Items from a data source
╔══

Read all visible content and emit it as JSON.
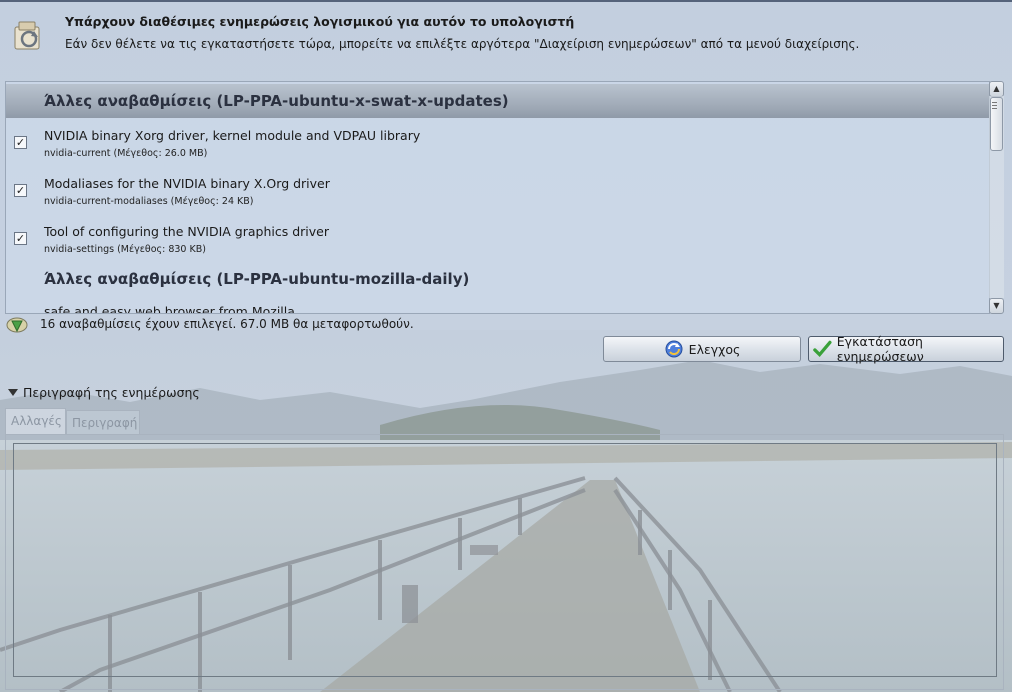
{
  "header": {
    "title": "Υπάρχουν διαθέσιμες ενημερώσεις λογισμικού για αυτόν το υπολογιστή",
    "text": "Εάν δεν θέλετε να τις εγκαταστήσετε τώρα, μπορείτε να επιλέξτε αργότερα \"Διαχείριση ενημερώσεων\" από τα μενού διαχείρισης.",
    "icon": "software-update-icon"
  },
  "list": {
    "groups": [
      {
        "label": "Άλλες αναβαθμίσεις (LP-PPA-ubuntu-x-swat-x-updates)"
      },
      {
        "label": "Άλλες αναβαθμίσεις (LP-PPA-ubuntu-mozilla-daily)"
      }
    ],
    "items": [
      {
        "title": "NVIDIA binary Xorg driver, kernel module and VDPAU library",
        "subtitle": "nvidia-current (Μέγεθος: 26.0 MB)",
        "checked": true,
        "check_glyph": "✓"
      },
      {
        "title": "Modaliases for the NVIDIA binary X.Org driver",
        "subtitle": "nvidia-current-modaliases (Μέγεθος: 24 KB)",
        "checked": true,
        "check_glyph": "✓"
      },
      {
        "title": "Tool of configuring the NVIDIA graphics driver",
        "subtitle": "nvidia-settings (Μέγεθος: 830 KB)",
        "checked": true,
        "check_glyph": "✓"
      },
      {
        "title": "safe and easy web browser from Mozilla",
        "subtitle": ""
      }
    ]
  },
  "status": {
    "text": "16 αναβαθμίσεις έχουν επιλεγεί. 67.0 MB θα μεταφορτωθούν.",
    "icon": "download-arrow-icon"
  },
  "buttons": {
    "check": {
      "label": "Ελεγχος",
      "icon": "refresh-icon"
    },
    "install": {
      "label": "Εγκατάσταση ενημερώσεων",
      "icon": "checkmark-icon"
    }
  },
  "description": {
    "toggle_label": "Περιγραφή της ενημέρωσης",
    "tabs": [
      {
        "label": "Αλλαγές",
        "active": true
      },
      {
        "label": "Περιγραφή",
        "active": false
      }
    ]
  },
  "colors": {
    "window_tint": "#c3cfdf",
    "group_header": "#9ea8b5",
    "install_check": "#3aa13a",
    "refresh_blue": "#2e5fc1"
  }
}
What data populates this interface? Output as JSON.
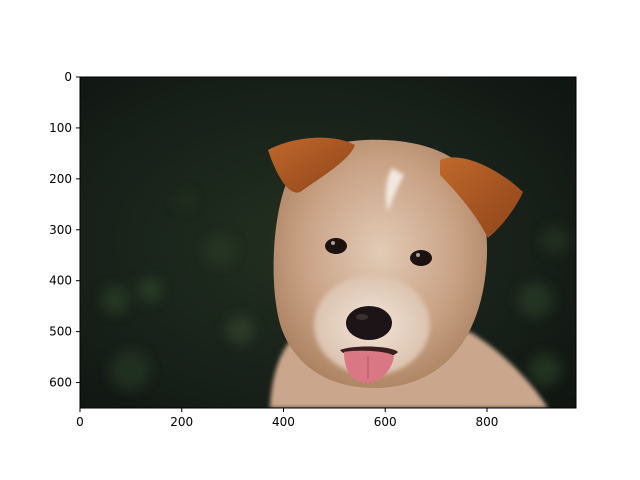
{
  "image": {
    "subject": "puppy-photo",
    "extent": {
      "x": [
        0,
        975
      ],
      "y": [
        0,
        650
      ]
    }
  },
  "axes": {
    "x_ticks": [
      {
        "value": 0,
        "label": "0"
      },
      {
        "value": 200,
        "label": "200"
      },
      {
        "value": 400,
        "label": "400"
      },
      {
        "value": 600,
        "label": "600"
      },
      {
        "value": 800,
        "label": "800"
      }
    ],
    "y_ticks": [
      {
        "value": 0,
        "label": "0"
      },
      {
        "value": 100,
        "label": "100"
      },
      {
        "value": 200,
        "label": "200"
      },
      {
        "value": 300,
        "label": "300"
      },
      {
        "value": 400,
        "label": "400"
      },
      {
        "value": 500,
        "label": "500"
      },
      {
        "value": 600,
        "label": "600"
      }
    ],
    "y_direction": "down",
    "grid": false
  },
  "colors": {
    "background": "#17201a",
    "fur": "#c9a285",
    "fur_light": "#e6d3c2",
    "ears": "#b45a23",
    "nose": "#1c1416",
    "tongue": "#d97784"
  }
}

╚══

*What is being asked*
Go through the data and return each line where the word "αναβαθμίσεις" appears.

*Problem solution*
        "label": "Άλλες αναβαθμίσεις (LP-PPA-ubuntu-x-swat-x-updates)"
        "label": "Άλλες αναβαθμίσεις (LP-PPA-ubuntu-mozilla-daily)"
    "text": "16 αναβαθμίσεις έχουν επιλεγεί. 67.0 MB θα μεταφορτωθούν.",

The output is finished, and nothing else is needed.